“The chief’s report identifies an additional potential resource for the state to utilize for replenishment projects along the coast,” said DNREC Secretary Shawn M. Garvin. “We use methods such as truck-fill or near-shore dredge sources that are currently the most economical ways to address the challenges we are facing from climate change. “If funded by Congress, this will give us another tool to consider if state resources are available.”
The USACE Philadelphia District routinely dredges the federal shipping channel of the Delaware River and Bay to enable maritime commerce. In the future, USACE anticipates dredging approximately 930,000 cubic yards of sand from the Delaware Bay every two years.
“I want to thank our study team and the state of Delaware for their continued partnership on this important study and our other efforts across the state,” said Lt. Col. David Park, USACE Philadelphia District Commander. “This report allows us to move forward to the next phase of the project.”

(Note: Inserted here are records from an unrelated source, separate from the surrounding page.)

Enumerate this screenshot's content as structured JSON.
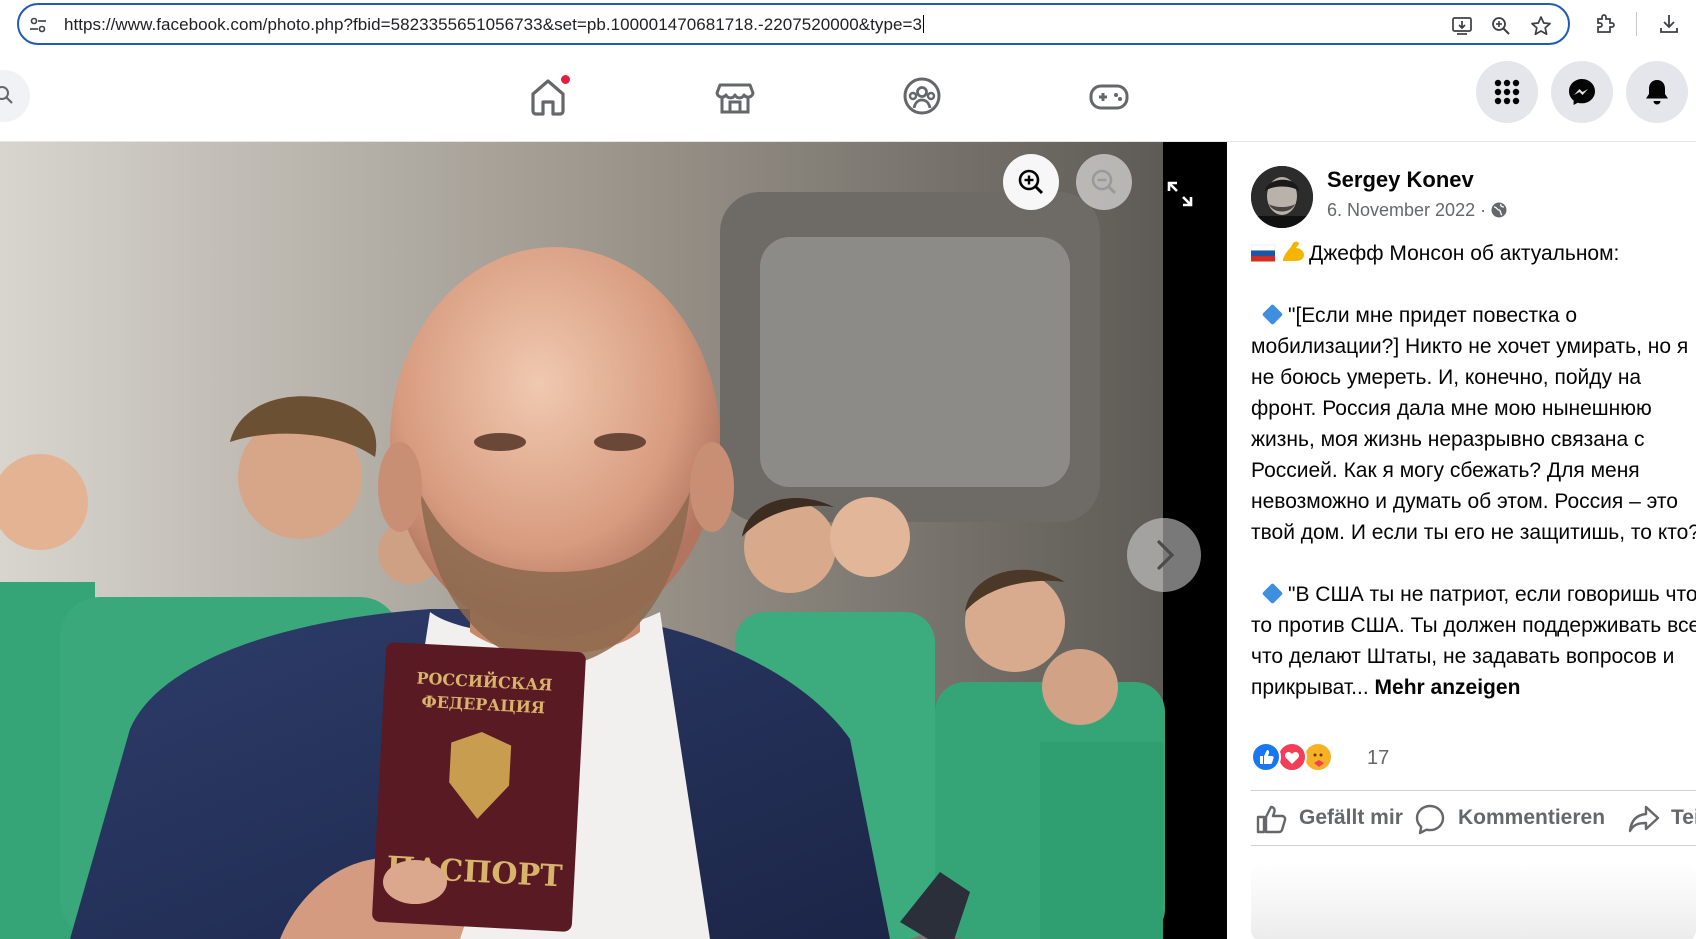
{
  "browser": {
    "url": "https://www.facebook.com/photo.php?fbid=5823355651056733&set=pb.100001470681718.-2207520000&type=3"
  },
  "nav": {
    "tabs": [
      "home",
      "marketplace",
      "groups",
      "gaming"
    ],
    "home_notification": true
  },
  "post": {
    "author": "Sergey Konev",
    "date": "6. November 2022 ·",
    "lines": [
      "Джефф Монсон об актуальном:",
      "",
      "\"[Если мне придет повестка о",
      "мобилизации?] Никто не хочет умирать, но я",
      "не боюсь умереть. И, конечно, пойду на",
      "фронт. Россия дала мне мою нынешнюю",
      "жизнь, моя жизнь неразрывно связана с",
      "Россией. Как я могу сбежать? Для меня",
      "невозможно и думать об этом. Россия – это",
      "твой дом. И если ты его не защитишь, то кто?",
      "",
      "\"В США ты не патриот, если говоришь что-",
      "то против США. Ты должен поддерживать все,",
      "что делают Штаты, не задавать вопросов и",
      "прикрыват..."
    ],
    "more_label": "Mehr anzeigen",
    "reaction_count": "17",
    "actions": {
      "like": "Gefällt mir",
      "comment": "Kommentieren",
      "share": "Teilen"
    }
  },
  "photo": {
    "passport_line1": "РОССИЙСКАЯ",
    "passport_line2": "ФЕДЕРАЦИЯ",
    "passport_word": "ПАСПОРТ"
  },
  "colors": {
    "omnibox_border": "#1f5bb7",
    "like_blue": "#1877f2",
    "love_red": "#f33e58",
    "notification_red": "#e41e3f"
  }
}
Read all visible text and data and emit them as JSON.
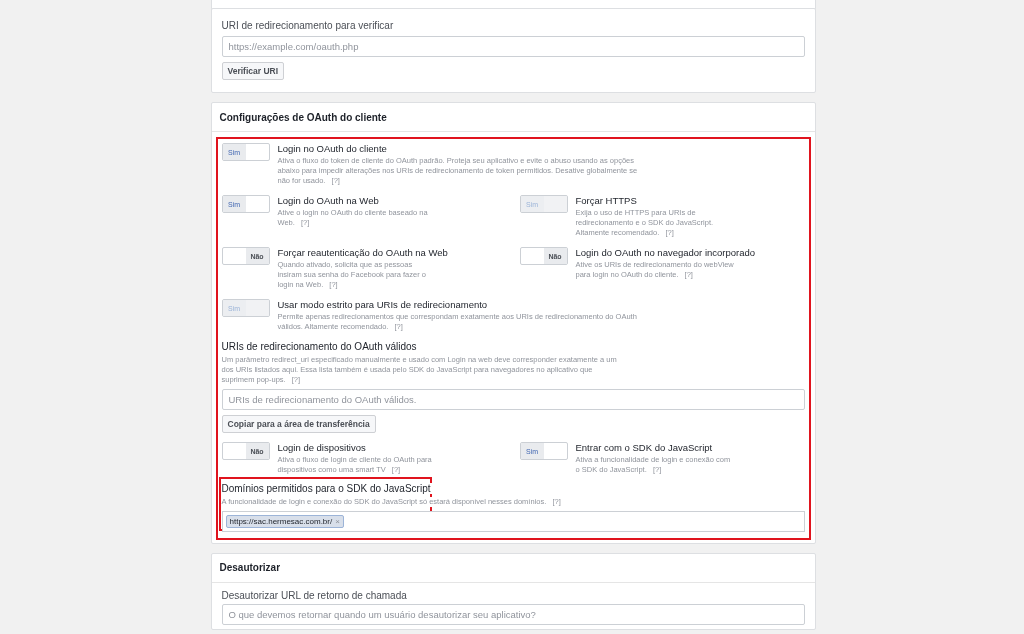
{
  "verify": {
    "label": "URI de redirecionamento para verificar",
    "placeholder": "https://example.com/oauth.php",
    "button": "Verificar URI"
  },
  "oauth": {
    "title": "Configurações de OAuth do cliente",
    "highlighted": true,
    "blocks": [
      {
        "kind": "toggles",
        "rows": [
          [
            {
              "title": "Login no OAuth do cliente",
              "description": "Ativa o fluxo do token de cliente do OAuth padrão. Proteja seu aplicativo e evite o abuso usando as opções abaixo para impedir alterações nos URIs de redirecionamento de token permitidos. Desative globalmente se não for usado.",
              "help": "[?]",
              "state_label": "Sim",
              "on": true,
              "disabled": false
            }
          ],
          [
            {
              "title": "Login do OAuth na Web",
              "description": "Ative o login no OAuth do cliente baseado na Web.",
              "help": "[?]",
              "state_label": "Sim",
              "on": true,
              "disabled": false
            },
            {
              "title": "Forçar HTTPS",
              "description": "Exija o uso de HTTPS para URIs de redirecionamento e o SDK do JavaScript. Altamente recomendado.",
              "help": "[?]",
              "state_label": "Sim",
              "on": true,
              "disabled": true
            }
          ],
          [
            {
              "title": "Forçar reautenticação do OAuth na Web",
              "description": "Quando ativado, solicita que as pessoas insiram sua senha do Facebook para fazer o login na Web.",
              "help": "[?]",
              "state_label": "Não",
              "on": false,
              "disabled": false
            },
            {
              "title": "Login do OAuth no navegador incorporado",
              "description": "Ative os URIs de redirecionamento do webView para login no OAuth do cliente.",
              "help": "[?]",
              "state_label": "Não",
              "on": false,
              "disabled": false
            }
          ],
          [
            {
              "title": "Usar modo estrito para URIs de redirecionamento",
              "description": "Permite apenas redirecionamentos que correspondam exatamente aos URIs de redirecionamento do OAuth válidos. Altamente recomendado.",
              "help": "[?]",
              "state_label": "Sim",
              "on": true,
              "disabled": true
            }
          ]
        ]
      },
      {
        "kind": "uri_list",
        "label": "URIs de redirecionamento do OAuth válidos",
        "description": "Um parâmetro redirect_uri especificado manualmente e usado com Login na web deve corresponder exatamente a um dos URIs listados aqui. Essa lista também é usada pelo SDK do JavaScript para navegadores no aplicativo que suprimem pop-ups.",
        "help": "[?]",
        "placeholder": "URIs de redirecionamento do OAuth válidos.",
        "button": "Copiar para a área de transferência"
      },
      {
        "kind": "toggles",
        "rows": [
          [
            {
              "title": "Login de dispositivos",
              "description": "Ativa o fluxo de login de cliente do OAuth para dispositivos como uma smart TV",
              "help": "[?]",
              "state_label": "Não",
              "on": false,
              "disabled": false
            },
            {
              "title": "Entrar com o SDK do JavaScript",
              "description": "Ativa a funcionalidade de login e conexão com o SDK do JavaScript.",
              "help": "[?]",
              "state_label": "Sim",
              "on": true,
              "disabled": false
            }
          ]
        ]
      },
      {
        "kind": "domains",
        "label": "Domínios permitidos para o SDK do JavaScript",
        "description": "A funcionalidade de login e conexão do SDK do JavaScript só estará disponível nesses domínios.",
        "help": "[?]",
        "highlighted": true,
        "tags": [
          {
            "text": "https://sac.hermesac.com.br/",
            "remove": "×"
          }
        ]
      }
    ]
  },
  "deauthorize": {
    "title": "Desautorizar",
    "label": "Desautorizar URL de retorno de chamada",
    "placeholder": "O que devemos retornar quando um usuário desautorizar seu aplicativo?"
  }
}
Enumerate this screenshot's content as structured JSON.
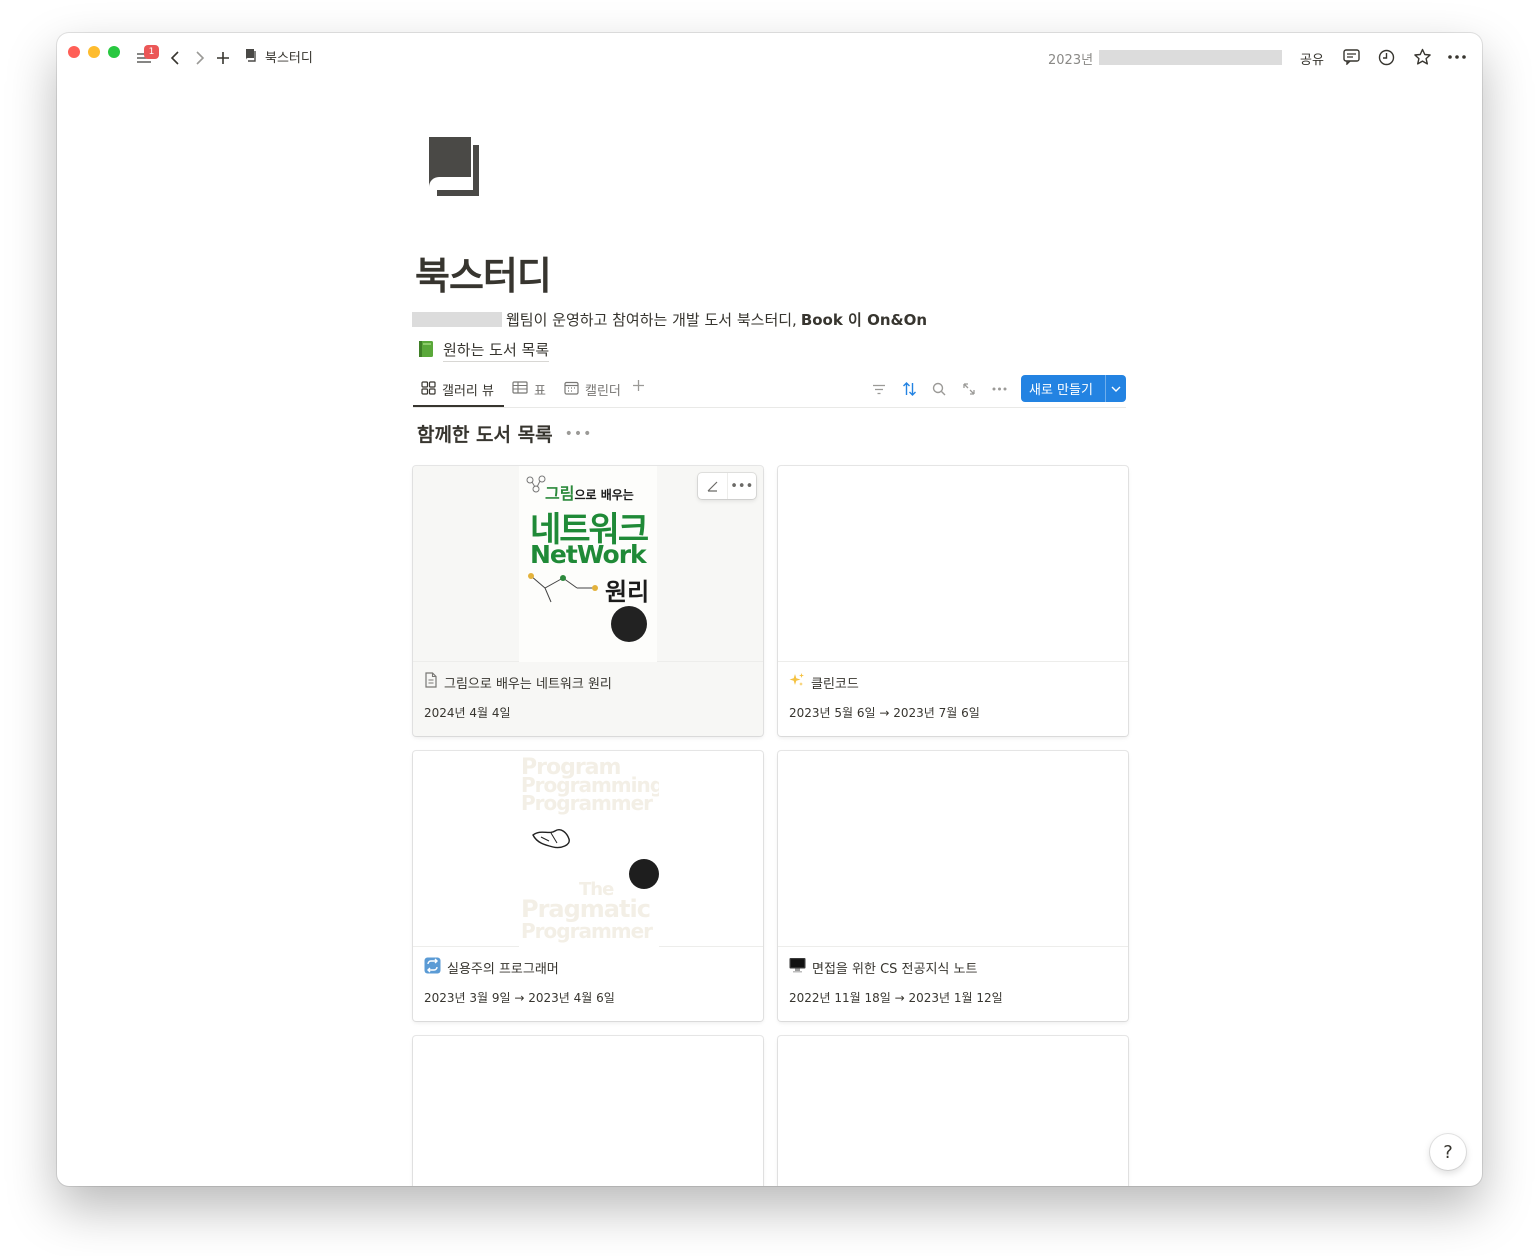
{
  "titlebar": {
    "notification_count": "1",
    "breadcrumb": "북스터디",
    "date_prefix": "2023년",
    "share_label": "공유"
  },
  "page": {
    "title": "북스터디",
    "description": "웹팀이 운영하고 참여하는 개발 도서 북스터디,",
    "description_bold": "Book 이 On&On",
    "link_label": "원하는 도서 목록"
  },
  "views": {
    "tabs": [
      {
        "label": "갤러리 뷰",
        "icon": "gallery-icon"
      },
      {
        "label": "표",
        "icon": "table-icon"
      },
      {
        "label": "캘린더",
        "icon": "calendar-icon"
      }
    ],
    "new_button": "새로 만들기"
  },
  "group": {
    "title": "함께한 도서 목록"
  },
  "cards": [
    {
      "title": "그림으로 배우는 네트워크 원리",
      "date": "2024년 4월 4일",
      "icon": "page-icon"
    },
    {
      "title": "클린코드",
      "date": "2023년 5월 6일 → 2023년 7월 6일",
      "icon": "sparkles-icon"
    },
    {
      "title": "실용주의 프로그래머",
      "date": "2023년 3월 9일 → 2023년 4월 6일",
      "icon": "repeat-icon"
    },
    {
      "title": "면접을 위한 CS 전공지식 노트",
      "date": "2022년 11월 18일 → 2023년 1월 12일",
      "icon": "desktop-computer-icon"
    }
  ],
  "covers": {
    "network": {
      "line1a": "그림",
      "line1b": "으로 배우는",
      "line2": "네트워크",
      "line3": "NetWork",
      "line4": "원리"
    },
    "pragmatic": {
      "words": [
        "Program",
        "Programming",
        "Programmer",
        "The",
        "Pragmatic",
        "Programmer"
      ]
    }
  },
  "help_label": "?"
}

The next step will be the approval of the Chief’s Report by the Assistant Secretary of the Army (Civil Works), after which it will be sent to Congress for authorization. Once authorized and funded, the project would move forward through planning, engineering, design, and eventual construction.